Problem to work on – Report each line of the records below that holds the word "icon".

--- Dataset content ---

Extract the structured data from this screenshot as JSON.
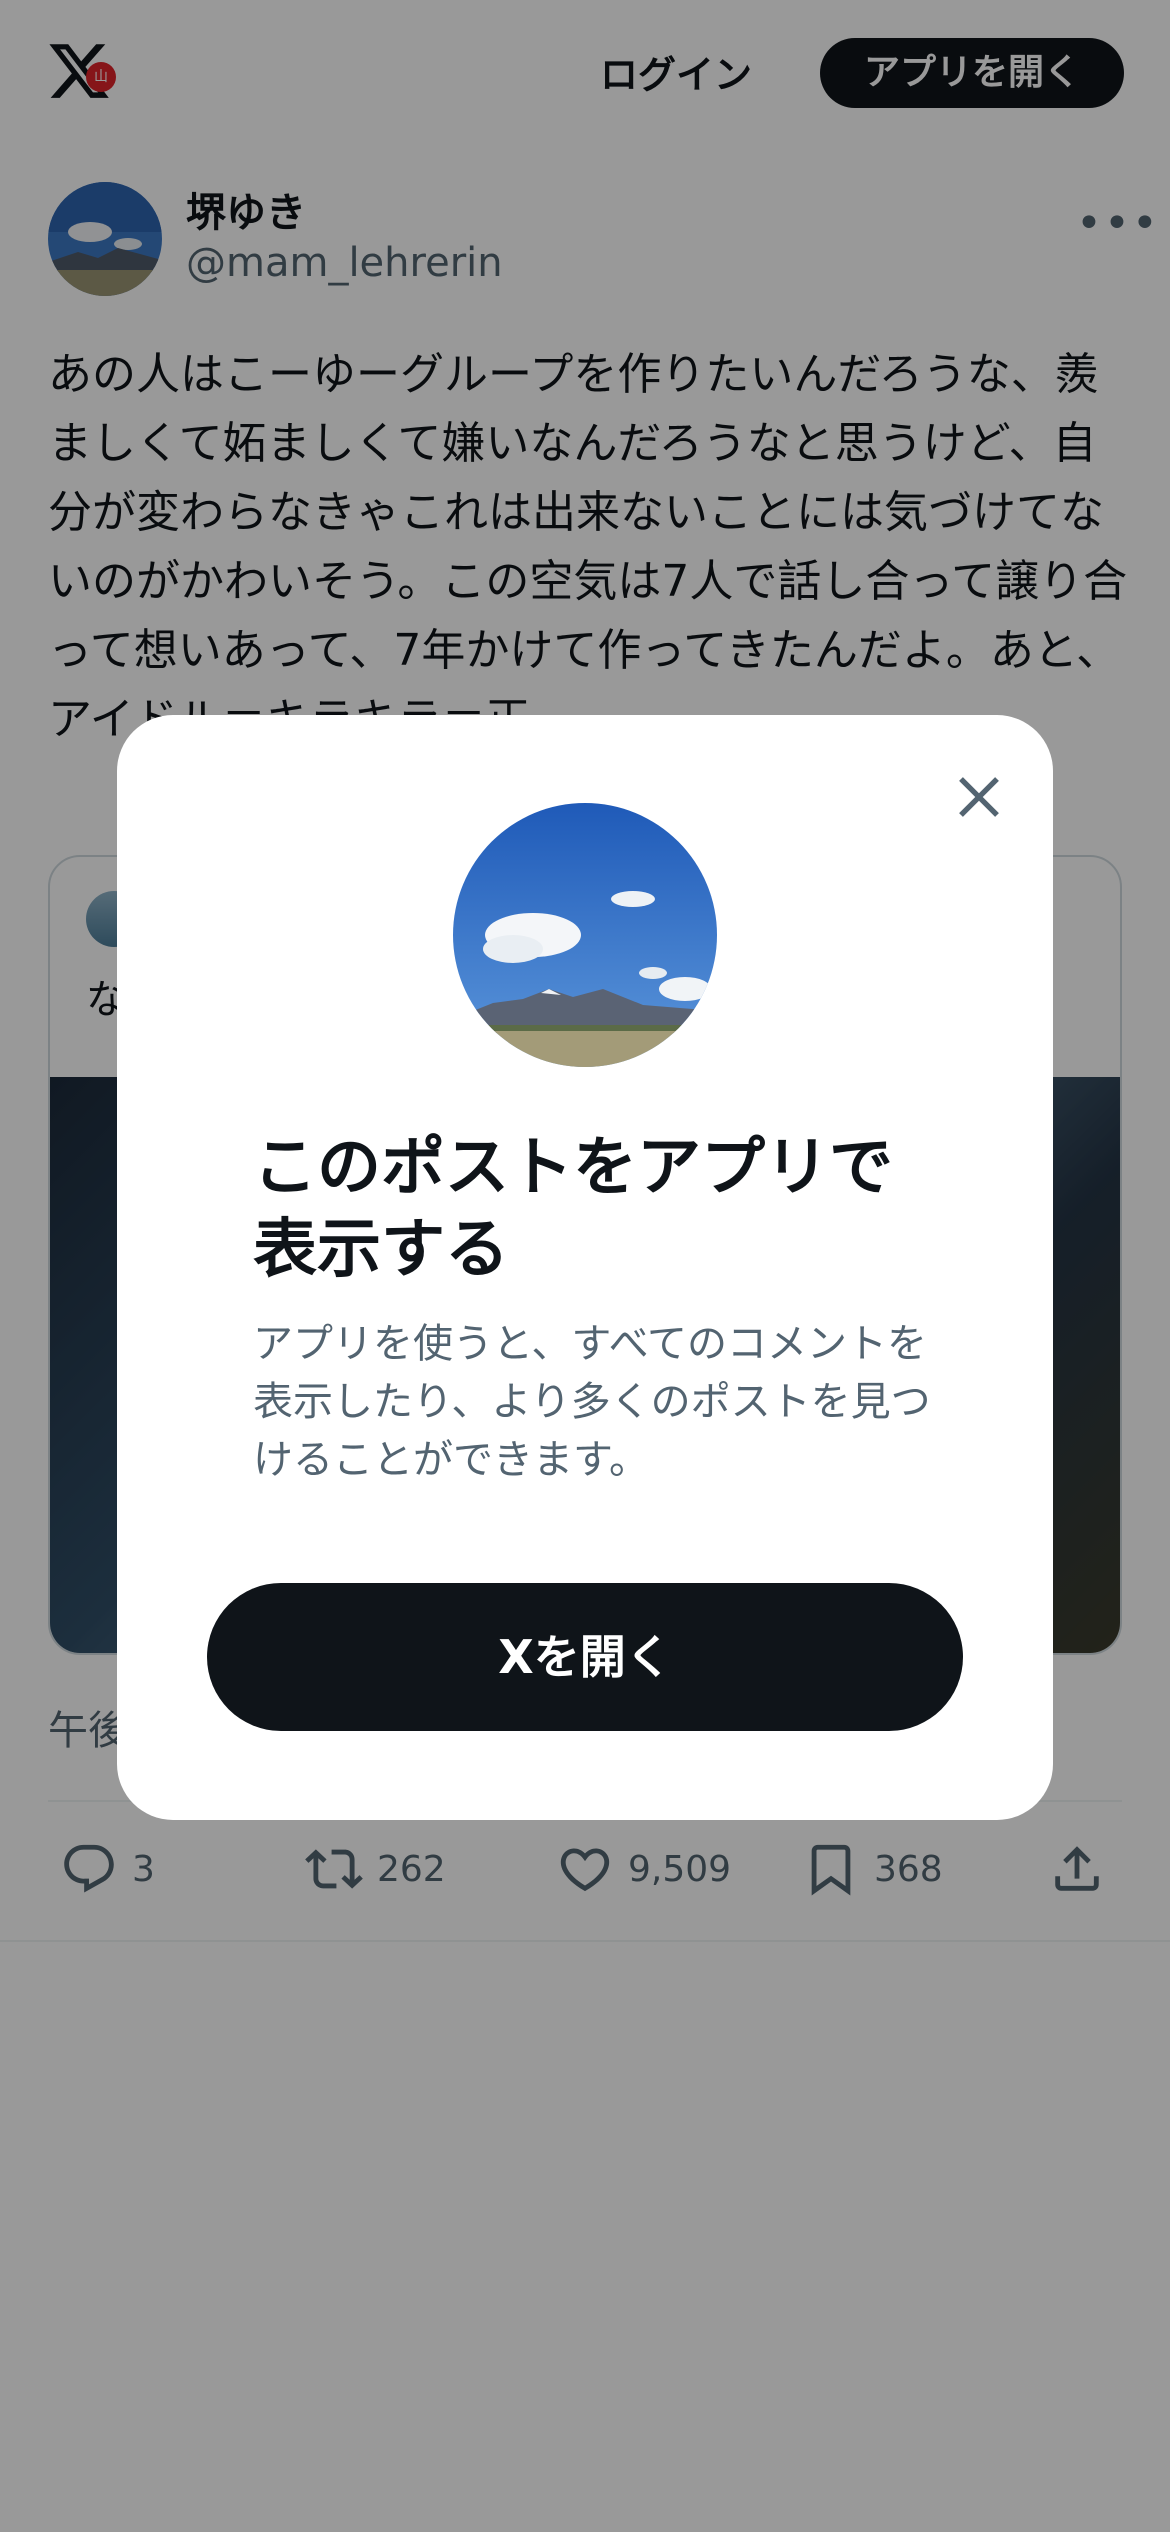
{
  "header": {
    "logo_icon": "x-logo-icon",
    "badge_text": "山",
    "login_label": "ログイン",
    "open_app_label": "アプリを開く"
  },
  "tweet": {
    "display_name": "堺ゆき",
    "handle": "@mam_lehrerin",
    "more_label": "•••",
    "text": "あの人はこーゆーグループを作りたいんだろうな、羨ましくて妬ましくて嫌いなんだろうなと思うけど、自分が変わらなきゃこれは出来ないことには気づけてないのがかわいそう。この空気は7人で話し合って譲り合って想いあって、7年かけて作ってきたんだよ。あと、アイドル＝キラキラ＝正",
    "quote_text": "な",
    "timestamp": "午後",
    "stats": {
      "replies": "3",
      "retweets": "262",
      "likes": "9,509",
      "bookmarks": "368"
    }
  },
  "modal": {
    "title": "このポストをアプリで表示する",
    "description": "アプリを使うと、すべてのコメントを表示したり、より多くのポストを見つけることができます。",
    "cta_label": "Xを開く",
    "close_icon": "close-icon"
  },
  "colors": {
    "primary_dark": "#0f1419",
    "secondary_text": "#536471",
    "overlay": "rgba(0,0,0,0.4)"
  }
}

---

Response to the task –
    "logo_icon": "x-logo-icon",
    "close_icon": "close-icon"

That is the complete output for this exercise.